Halloween is upon us and it’s that time of year when children and adults alike love the excuse to get creative and dress up as something gruesome; when it is socially acceptable for children to knock on strangers’ doors in the dark and demand sweets or chocolate, while obviously dressed as a blood sucking vampire. You have to love it…

What inspires us in this tradition of ghouls and ghosts? In our modern age any one of us will mention a pop culture reference from film or TV which created a deep routed terror from those instant visuals easily recognisable by all.

Nonetheless, what first captured our horror addiction and sort to terrify and engage our own over-active imaginations before detailed on the silver screen? When we were left to use our own minds to create something even scarier something that we could not see or touch but read about instead.


This Halloween season see our recommendations of what to read with the lights on and the doors double locked and – possibly – your mother on speed dial!

Philip recommends – Who can beat the traditional gothic horror novel Dracula by Bram Stoker that really gave vampires their edge? An insightful world of mystery and suspense told in an epistolary format of Count Dracula’s attempt to move to England for new prey.

Eleanor recommends – Zombies seem to be in vogue in the horror world at present, so to get your literary fashion fix read Warm Bodies by Isaac Marion. A tale of a Zombie named R, no longer content with his decaying life, trying to find his humanity through love and making sense of a wold gone into chaos. Told through R’s eyes each chapter gets a little longer as his consciousness starts to awaken to what it means to be truly human. A Zombie novel with a heart.

Claire recommends – There are so many great children’s books out there about monsters and talking skeletons, but you just can’t beat Winnie the Witch by Valerie Thomas to read to your children. A fun book about a witch with a serious problem, everything is black including her cat causing mayhem, with an excellent twist at the end!





Beatrice recommends – Castle of Otranto by Horace Walpole: A gothic novel that makes the supernatural spooky, by announcing a sudden death right at the beginning, is an easy read in the gothic genre. The unexpected death by a mysterious giant helmet falling on the future Lord of Otranto injects some fun into the short story. And, despite the doomed romance that quickly emerges as a result, it does not detract from the fantastic imagination of this British politician turned writer.
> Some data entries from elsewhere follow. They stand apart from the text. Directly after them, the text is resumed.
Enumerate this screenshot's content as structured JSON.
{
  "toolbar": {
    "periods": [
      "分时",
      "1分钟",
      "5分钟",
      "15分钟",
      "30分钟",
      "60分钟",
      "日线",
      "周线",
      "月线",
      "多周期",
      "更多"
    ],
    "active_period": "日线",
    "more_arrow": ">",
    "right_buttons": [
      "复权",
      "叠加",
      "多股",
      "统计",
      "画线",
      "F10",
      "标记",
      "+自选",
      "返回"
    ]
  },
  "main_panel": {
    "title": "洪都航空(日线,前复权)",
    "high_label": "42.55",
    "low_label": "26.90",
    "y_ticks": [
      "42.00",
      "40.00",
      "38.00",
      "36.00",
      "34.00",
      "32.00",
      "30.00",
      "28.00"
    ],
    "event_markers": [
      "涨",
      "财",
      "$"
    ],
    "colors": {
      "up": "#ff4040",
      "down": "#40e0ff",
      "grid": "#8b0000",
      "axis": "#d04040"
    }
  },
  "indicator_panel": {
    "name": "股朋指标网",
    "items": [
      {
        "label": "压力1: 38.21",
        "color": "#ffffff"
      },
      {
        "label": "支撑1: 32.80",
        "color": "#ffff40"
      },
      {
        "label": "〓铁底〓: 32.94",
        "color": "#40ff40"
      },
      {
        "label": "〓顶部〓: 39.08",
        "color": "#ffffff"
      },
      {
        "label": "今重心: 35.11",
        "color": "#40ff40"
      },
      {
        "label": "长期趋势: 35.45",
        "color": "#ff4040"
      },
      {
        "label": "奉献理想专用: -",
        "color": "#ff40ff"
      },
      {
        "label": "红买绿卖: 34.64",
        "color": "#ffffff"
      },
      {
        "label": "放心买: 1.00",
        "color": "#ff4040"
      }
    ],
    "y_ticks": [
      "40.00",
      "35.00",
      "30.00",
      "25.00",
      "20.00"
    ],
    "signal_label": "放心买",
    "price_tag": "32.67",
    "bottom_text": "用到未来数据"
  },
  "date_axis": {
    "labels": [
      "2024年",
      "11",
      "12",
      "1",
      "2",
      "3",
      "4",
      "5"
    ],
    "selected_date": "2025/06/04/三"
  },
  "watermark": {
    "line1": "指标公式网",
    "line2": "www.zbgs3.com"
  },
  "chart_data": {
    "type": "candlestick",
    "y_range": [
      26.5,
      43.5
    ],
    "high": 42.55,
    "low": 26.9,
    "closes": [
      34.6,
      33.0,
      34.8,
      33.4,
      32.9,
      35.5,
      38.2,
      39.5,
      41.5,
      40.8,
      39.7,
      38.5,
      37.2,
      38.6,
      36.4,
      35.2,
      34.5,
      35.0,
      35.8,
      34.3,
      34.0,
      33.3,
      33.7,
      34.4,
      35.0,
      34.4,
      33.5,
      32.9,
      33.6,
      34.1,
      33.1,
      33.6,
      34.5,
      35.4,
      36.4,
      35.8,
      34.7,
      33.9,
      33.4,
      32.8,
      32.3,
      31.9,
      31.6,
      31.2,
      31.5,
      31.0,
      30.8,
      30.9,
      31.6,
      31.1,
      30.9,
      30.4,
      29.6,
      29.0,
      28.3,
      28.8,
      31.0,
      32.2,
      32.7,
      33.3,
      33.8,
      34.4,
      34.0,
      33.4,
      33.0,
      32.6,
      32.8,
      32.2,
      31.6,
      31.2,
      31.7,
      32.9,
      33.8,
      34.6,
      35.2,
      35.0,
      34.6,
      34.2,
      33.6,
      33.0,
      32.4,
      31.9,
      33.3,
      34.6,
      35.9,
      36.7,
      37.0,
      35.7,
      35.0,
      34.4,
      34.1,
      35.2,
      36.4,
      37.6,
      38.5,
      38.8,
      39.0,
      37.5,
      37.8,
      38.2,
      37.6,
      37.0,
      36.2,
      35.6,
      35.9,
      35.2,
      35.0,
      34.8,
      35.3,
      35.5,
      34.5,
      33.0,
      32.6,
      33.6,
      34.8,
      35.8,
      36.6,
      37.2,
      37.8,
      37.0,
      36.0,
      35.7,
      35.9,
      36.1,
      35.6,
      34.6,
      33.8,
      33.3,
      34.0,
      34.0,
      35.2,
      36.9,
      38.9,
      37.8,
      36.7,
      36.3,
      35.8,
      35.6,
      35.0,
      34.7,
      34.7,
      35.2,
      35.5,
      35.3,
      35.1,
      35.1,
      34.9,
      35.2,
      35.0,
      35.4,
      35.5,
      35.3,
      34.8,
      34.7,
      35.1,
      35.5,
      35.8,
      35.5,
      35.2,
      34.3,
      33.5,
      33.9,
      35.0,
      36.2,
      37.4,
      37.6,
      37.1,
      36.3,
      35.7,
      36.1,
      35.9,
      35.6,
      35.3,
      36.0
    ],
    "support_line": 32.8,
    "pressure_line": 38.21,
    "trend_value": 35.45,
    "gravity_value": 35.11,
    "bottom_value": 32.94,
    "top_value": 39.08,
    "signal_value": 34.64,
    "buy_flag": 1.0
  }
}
Charlotte recommends – If you are someone slightly addicted to ghost stories and tales of what goes bump in the night, then you must read Ghosts: 100 Stories to Read with the Lights on by Louise Welsh, a book which will keep you jumping in your seat over and over again. A collection of Booker Prize-winners, ancient folk tales and gothic classics, this book will entertain any horror lover brave enough to turn the page…

Fruzsina recommends – The Penguin Complete Tales and Poems of Edgar Allan Poe are a thrilling mix of the spooky, the grotesque and even the humorous. These stories are the perfect leaf through on a ghoulish Halloween night, or a read aloud for evening entertainment. A good glass of red wine and some eerie musical accompaniment are also strongly advised.